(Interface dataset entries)

+ + + +

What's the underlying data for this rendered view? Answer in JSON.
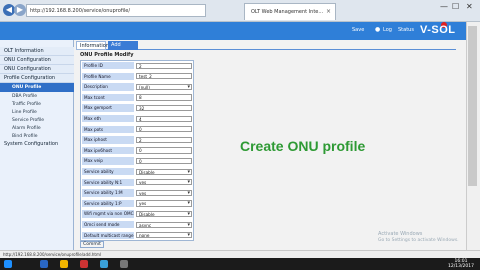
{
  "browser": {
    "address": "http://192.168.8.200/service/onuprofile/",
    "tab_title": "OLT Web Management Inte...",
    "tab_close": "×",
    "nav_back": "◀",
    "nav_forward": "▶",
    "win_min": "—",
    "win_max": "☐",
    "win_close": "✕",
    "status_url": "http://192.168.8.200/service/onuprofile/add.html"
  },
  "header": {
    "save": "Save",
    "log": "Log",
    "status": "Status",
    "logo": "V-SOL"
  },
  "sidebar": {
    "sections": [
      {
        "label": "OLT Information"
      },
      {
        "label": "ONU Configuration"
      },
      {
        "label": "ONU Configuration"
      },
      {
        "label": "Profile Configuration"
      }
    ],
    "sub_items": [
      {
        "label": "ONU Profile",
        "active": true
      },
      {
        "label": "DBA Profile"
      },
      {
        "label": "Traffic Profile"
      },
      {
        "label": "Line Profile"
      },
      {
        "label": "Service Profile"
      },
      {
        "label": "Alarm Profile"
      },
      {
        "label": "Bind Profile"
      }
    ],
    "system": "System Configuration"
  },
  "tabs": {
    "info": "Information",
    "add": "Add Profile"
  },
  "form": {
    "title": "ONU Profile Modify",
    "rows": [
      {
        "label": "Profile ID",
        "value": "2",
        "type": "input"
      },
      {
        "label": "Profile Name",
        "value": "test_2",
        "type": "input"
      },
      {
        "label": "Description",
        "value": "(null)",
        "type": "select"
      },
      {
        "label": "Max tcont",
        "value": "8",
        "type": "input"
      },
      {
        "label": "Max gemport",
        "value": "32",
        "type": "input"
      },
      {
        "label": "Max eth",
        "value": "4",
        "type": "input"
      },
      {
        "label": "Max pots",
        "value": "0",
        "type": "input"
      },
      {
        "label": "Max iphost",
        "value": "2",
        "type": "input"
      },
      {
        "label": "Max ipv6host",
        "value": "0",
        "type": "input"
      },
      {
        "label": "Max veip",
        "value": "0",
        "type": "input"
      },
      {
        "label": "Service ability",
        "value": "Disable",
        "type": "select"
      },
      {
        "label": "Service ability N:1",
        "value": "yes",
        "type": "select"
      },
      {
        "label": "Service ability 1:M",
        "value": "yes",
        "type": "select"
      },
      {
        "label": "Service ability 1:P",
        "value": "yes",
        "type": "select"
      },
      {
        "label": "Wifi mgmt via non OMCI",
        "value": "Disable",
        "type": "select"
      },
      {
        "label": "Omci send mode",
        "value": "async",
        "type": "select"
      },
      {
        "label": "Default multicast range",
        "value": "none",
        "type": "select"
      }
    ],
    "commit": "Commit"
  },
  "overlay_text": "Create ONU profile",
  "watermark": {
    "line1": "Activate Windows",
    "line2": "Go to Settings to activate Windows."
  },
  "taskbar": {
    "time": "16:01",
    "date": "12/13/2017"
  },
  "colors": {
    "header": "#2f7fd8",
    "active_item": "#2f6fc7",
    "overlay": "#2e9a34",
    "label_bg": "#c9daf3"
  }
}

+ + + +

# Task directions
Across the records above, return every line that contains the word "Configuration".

# Expected output
        "label": "ONU Configuration"
        "label": "ONU Configuration"
        "label": "Profile Configuration"
    "system": "System Configuration"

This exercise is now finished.